PROBLEM STATEMENT => Your answer should consist of all lines in the listing that hold the word "JSON".
RECORDS FOR THE TASK START
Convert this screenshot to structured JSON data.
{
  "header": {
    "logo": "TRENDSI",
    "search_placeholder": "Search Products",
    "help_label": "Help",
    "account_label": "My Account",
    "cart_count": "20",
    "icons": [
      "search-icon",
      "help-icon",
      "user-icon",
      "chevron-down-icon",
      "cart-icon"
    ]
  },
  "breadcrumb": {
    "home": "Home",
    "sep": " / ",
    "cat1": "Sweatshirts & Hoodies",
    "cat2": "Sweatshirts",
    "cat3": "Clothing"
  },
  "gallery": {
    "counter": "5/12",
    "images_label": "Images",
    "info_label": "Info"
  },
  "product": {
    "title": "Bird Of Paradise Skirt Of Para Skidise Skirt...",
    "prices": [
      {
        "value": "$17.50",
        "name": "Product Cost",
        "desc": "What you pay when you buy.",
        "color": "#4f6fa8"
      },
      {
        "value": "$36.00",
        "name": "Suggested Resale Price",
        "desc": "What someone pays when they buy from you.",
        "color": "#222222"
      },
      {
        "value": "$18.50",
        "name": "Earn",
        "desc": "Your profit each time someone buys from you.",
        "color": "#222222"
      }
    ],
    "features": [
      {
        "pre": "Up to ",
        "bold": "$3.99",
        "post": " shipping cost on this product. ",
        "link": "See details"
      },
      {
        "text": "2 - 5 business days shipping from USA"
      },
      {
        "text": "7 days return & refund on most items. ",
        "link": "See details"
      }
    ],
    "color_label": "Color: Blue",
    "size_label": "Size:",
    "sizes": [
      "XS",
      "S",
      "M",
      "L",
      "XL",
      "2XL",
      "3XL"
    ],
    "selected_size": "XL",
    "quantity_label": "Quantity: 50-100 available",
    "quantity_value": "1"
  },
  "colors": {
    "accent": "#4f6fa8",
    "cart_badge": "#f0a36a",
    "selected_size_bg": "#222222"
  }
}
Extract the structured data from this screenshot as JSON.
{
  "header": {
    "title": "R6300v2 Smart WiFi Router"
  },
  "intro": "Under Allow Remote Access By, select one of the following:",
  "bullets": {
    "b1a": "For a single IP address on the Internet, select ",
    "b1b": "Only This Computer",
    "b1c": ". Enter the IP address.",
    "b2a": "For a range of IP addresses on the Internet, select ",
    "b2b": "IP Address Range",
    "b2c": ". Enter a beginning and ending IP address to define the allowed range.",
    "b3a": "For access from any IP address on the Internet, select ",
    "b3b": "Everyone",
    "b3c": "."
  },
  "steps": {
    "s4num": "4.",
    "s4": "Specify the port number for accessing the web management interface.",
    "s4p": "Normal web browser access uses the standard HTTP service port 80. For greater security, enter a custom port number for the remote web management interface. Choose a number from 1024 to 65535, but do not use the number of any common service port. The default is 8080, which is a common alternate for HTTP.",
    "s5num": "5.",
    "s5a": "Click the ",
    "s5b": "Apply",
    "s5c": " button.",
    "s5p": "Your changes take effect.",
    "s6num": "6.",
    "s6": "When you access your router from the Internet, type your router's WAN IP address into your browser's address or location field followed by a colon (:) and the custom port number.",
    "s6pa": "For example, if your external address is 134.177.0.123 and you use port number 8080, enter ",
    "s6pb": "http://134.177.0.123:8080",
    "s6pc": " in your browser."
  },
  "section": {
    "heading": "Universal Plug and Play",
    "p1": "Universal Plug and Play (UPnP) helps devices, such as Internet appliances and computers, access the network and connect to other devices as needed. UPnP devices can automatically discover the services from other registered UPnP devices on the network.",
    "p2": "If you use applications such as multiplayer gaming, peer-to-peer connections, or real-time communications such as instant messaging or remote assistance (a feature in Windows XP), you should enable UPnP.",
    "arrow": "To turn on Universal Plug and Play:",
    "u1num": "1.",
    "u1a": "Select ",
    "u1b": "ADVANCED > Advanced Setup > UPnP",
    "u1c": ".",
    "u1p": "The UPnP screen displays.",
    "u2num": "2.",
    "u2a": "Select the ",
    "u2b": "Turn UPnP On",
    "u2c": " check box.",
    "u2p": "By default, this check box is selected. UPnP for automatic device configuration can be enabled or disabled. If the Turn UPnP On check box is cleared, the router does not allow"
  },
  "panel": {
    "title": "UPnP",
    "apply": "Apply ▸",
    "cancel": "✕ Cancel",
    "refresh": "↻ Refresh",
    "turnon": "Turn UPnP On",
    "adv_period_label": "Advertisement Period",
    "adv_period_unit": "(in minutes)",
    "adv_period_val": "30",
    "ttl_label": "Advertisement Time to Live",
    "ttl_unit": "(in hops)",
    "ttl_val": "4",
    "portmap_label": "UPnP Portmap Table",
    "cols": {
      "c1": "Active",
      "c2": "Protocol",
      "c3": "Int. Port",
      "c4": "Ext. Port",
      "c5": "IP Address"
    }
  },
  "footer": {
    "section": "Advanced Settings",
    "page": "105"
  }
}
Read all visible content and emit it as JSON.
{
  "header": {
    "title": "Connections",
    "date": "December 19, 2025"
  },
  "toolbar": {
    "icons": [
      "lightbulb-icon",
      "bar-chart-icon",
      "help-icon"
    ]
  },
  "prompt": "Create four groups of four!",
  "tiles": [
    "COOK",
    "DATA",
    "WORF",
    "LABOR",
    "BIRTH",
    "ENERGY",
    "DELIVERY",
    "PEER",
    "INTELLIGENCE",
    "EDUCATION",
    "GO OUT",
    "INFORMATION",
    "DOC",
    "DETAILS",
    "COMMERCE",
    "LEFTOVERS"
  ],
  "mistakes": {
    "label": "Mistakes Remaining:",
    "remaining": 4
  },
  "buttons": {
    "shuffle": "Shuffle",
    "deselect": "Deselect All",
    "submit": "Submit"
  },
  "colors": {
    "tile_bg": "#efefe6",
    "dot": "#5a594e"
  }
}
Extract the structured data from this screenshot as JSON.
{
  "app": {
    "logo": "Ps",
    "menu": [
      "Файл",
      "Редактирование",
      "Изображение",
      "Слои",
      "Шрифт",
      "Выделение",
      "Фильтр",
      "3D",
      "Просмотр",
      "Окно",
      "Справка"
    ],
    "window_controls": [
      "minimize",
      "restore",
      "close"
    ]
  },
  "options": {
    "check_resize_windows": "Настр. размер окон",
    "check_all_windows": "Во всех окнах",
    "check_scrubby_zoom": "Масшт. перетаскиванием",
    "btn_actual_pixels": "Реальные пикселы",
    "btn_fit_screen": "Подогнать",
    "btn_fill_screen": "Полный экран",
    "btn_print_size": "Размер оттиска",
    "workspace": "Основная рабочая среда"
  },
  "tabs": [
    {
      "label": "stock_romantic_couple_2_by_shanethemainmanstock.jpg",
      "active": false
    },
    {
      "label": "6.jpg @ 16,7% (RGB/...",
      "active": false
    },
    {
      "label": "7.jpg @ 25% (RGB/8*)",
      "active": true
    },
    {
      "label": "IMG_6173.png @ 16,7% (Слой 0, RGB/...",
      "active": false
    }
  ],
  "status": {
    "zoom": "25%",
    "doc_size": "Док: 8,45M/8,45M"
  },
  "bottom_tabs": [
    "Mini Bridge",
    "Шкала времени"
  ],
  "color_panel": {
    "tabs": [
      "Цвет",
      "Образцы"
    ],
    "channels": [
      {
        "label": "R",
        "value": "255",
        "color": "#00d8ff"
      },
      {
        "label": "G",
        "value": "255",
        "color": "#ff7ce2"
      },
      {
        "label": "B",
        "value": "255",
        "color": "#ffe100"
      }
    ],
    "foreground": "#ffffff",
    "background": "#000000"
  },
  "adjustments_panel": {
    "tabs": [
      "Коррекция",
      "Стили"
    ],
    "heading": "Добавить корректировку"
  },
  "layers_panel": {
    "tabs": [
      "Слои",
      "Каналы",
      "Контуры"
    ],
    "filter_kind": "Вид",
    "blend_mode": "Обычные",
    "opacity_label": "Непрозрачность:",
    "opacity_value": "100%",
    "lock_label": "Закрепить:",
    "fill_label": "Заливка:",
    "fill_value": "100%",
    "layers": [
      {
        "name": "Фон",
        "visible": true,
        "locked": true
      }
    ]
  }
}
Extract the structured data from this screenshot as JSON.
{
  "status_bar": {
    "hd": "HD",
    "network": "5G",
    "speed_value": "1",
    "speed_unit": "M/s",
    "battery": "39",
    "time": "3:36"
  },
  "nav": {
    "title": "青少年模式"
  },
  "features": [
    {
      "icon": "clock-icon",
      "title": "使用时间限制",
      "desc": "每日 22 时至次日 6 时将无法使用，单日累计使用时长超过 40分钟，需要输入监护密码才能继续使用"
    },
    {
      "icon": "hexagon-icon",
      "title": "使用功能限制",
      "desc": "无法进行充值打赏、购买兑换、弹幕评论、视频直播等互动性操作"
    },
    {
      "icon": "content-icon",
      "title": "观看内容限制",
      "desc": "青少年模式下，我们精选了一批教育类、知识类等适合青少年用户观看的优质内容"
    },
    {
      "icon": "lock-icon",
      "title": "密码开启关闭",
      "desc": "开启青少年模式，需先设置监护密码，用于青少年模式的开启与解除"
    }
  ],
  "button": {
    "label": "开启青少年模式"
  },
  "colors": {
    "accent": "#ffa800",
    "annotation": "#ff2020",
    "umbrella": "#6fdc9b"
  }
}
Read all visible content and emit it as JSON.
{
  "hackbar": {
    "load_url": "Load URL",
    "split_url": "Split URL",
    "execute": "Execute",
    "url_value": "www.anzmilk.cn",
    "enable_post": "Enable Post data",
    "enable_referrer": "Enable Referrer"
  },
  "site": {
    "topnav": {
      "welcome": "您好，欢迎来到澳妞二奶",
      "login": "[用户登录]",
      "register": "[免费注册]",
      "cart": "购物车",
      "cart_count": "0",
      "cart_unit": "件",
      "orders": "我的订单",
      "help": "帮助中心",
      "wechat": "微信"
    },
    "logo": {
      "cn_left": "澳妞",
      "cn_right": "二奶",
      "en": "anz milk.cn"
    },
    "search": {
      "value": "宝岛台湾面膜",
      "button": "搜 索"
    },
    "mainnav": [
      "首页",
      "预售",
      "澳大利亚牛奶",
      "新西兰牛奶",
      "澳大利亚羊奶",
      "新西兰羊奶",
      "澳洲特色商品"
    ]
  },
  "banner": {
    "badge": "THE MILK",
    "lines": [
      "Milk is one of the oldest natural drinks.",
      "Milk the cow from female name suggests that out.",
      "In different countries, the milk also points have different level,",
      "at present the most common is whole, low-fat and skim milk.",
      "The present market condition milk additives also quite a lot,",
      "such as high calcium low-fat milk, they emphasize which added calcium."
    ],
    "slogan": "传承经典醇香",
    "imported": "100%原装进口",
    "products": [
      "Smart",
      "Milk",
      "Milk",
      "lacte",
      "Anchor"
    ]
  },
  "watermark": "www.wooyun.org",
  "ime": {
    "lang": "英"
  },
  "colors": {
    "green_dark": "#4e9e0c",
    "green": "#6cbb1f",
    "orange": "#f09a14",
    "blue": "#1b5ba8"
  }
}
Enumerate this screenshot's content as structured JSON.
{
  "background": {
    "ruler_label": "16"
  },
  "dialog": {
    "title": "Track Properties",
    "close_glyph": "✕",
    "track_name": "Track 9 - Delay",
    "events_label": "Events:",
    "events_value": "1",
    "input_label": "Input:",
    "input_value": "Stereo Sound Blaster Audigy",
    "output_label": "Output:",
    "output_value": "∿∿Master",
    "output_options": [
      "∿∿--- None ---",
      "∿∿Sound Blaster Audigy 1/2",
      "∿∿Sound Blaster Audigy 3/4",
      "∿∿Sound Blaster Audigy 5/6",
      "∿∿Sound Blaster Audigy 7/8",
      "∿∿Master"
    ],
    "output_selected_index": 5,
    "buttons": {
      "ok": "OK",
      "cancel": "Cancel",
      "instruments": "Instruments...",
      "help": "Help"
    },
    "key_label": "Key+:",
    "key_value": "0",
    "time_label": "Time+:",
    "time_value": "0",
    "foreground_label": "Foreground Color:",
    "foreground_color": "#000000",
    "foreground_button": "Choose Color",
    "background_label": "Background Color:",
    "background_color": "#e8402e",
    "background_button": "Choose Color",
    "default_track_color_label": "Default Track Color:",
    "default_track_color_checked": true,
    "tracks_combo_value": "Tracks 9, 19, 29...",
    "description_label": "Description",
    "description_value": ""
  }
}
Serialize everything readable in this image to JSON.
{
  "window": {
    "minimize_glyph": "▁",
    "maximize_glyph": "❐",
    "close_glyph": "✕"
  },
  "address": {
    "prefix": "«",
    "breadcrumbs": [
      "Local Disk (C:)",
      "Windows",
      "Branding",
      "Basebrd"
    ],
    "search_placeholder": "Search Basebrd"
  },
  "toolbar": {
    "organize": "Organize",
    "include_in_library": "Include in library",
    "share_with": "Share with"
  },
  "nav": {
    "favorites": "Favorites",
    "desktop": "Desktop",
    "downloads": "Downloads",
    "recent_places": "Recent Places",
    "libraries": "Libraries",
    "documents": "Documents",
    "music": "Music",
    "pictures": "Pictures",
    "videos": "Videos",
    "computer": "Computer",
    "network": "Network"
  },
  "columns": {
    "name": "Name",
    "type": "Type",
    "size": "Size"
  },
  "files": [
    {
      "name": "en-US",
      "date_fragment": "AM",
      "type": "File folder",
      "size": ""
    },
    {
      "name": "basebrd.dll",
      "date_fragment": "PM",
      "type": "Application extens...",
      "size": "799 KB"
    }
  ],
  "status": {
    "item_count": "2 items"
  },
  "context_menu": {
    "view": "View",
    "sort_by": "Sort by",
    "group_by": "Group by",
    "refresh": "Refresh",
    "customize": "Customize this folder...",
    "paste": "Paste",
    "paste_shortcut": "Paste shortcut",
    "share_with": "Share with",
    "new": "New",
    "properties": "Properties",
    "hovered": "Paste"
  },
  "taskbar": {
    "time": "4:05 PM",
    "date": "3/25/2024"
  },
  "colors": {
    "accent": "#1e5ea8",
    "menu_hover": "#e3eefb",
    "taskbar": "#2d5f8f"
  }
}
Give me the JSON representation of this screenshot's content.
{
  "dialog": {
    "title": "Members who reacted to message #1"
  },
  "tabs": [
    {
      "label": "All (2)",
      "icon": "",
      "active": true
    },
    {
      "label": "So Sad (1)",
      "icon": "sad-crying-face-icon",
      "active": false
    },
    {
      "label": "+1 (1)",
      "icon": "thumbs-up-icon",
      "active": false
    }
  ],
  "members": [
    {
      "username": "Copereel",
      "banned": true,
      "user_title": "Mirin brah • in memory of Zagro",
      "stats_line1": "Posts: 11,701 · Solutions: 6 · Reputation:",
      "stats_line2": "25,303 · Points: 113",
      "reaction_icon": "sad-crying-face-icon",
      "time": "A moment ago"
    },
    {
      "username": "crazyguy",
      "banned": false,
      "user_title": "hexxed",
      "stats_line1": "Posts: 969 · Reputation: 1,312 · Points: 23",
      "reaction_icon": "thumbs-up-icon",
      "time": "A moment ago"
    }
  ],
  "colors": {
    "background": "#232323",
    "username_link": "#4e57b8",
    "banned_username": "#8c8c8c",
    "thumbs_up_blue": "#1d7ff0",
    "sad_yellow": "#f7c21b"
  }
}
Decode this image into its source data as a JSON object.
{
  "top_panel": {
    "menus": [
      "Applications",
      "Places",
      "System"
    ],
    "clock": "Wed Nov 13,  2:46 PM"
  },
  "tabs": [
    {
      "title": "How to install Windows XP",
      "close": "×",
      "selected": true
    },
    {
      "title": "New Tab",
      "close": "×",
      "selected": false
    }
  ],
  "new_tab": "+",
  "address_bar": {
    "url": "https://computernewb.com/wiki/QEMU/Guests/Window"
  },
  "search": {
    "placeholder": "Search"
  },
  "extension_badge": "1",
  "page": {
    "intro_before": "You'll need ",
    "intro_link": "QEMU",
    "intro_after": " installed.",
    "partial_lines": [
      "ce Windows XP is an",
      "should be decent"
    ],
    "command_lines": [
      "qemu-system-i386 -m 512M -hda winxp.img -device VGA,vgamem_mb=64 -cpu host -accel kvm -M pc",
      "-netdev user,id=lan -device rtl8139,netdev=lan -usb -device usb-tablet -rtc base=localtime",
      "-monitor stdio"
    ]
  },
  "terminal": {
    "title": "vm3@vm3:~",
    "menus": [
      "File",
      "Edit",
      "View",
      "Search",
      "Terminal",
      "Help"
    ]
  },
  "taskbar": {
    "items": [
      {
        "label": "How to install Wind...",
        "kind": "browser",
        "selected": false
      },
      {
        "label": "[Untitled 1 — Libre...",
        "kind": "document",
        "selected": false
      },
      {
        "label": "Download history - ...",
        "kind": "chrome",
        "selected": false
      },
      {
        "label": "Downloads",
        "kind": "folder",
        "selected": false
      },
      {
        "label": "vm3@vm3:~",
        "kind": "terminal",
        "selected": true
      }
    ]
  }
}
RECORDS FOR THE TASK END
OUTPUT FOR THIS TASK =>
Convert this screenshot to structured JSON data.
Extract the structured data from this screenshot as JSON.
Read all visible content and emit it as JSON.
Extract the structured data from this screenshot as JSON.
Extract the structured data from this screenshot as JSON.
Read all visible content and emit it as JSON.
Enumerate this screenshot's content as structured JSON.
Serialize everything readable in this image to JSON.
Give me the JSON representation of this screenshot's content.
Decode this image into its source data as a JSON object.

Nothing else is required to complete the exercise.